“I had 247, the exact number I had in the morning. I hit 4-iron just over the back, and it was more downwind, so I knew it was the perfect club. I hit 4-iron to like 20 feet, and obviously Daniel didn’t get out of the bunker, so I knew all I had to do was two-putt, and that’s what I did.”
Both Maguire and Boucher had both won their last-32 ties on Thursday morning 2&1 while Dundalk’s Caolan Rafferty saw his week ended by TK Chantananuwat by the same margin.
By day’s end the 22-year-old back-to-back East of Ireland champion clocked up 40 holes of golf to add to the stresses and strains he has already had this week.
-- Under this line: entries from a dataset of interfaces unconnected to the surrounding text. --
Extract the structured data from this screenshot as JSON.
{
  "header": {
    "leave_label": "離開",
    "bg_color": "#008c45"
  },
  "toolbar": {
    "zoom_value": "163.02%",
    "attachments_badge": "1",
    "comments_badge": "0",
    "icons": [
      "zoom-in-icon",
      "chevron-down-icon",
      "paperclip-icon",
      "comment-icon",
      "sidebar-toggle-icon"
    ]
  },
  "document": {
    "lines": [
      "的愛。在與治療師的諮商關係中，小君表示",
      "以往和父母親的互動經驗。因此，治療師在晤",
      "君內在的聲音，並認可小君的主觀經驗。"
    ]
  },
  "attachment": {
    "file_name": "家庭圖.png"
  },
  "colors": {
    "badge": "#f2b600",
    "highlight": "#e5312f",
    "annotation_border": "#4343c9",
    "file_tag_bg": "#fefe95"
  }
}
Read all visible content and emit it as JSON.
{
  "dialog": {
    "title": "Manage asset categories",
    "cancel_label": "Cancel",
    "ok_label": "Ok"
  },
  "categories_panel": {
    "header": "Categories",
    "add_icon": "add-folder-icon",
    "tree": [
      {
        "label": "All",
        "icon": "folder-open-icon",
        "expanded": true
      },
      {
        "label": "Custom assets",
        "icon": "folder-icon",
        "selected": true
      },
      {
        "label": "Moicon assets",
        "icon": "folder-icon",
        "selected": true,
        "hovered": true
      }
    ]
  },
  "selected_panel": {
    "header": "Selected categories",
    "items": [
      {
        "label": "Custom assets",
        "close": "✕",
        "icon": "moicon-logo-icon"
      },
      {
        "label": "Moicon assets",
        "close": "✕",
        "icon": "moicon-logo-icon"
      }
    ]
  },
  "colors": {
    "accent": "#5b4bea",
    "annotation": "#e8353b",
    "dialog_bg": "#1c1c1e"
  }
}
“It feels like I played 100. I feel very tired at this moment. A lot of holes. Recovery is a big thing. It’s all about staying off your feet. Luckily the Nando’s across from our hotel isn’t too far away. It’s only probably 30 steps. If you play great, you play as many holes as you want because if it’s a great match like it was today, none of us were giving an inch at all. We were around to play as many holes as it needed to be.
“I’m going to put my feet up now and maybe see if the physio is in there and get a rub down and use some compression boots to sort out my legs a little bit.”
The recovery will have to be quick for Maguire as he faces an 08:36 start against Kennedy. There is plenty to play for as he looks to strengthen his Walker Cup aspirations while he currently sits top of the Open Championship exemption table after his win at the Old Course earlier this month with a spot at the 151st Open at Royal Liverpool next month up for grabs after the European AM.
Having reached the last-4 12 months ago Maguire is using the pain from defeat to motivate himself to go all the way this time around.
“I was pretty sore last year after losing. I don’t mind playing well and losing because obviously the other player played better, but I felt like I threw it away last year. I had it close. It was a great match with Aldrich. Obviously he went on to win, which is fantastic for him, but I felt like I just gave up too many easy holes for my liking.
“Yeah, it left a big wound for a few months. It took a few months to get over it because it was my first time ever being in a championship this big, first time ever playing in it, so it took a while to get over it.
“I’ll go out here tomorrow and if I lose in the morning, who knows. I’m here and I’m going to give it my best shot and see where that leaves me. Maybe I get to Saturday or maybe I go home early, who knows, but I’m happy to get this far.”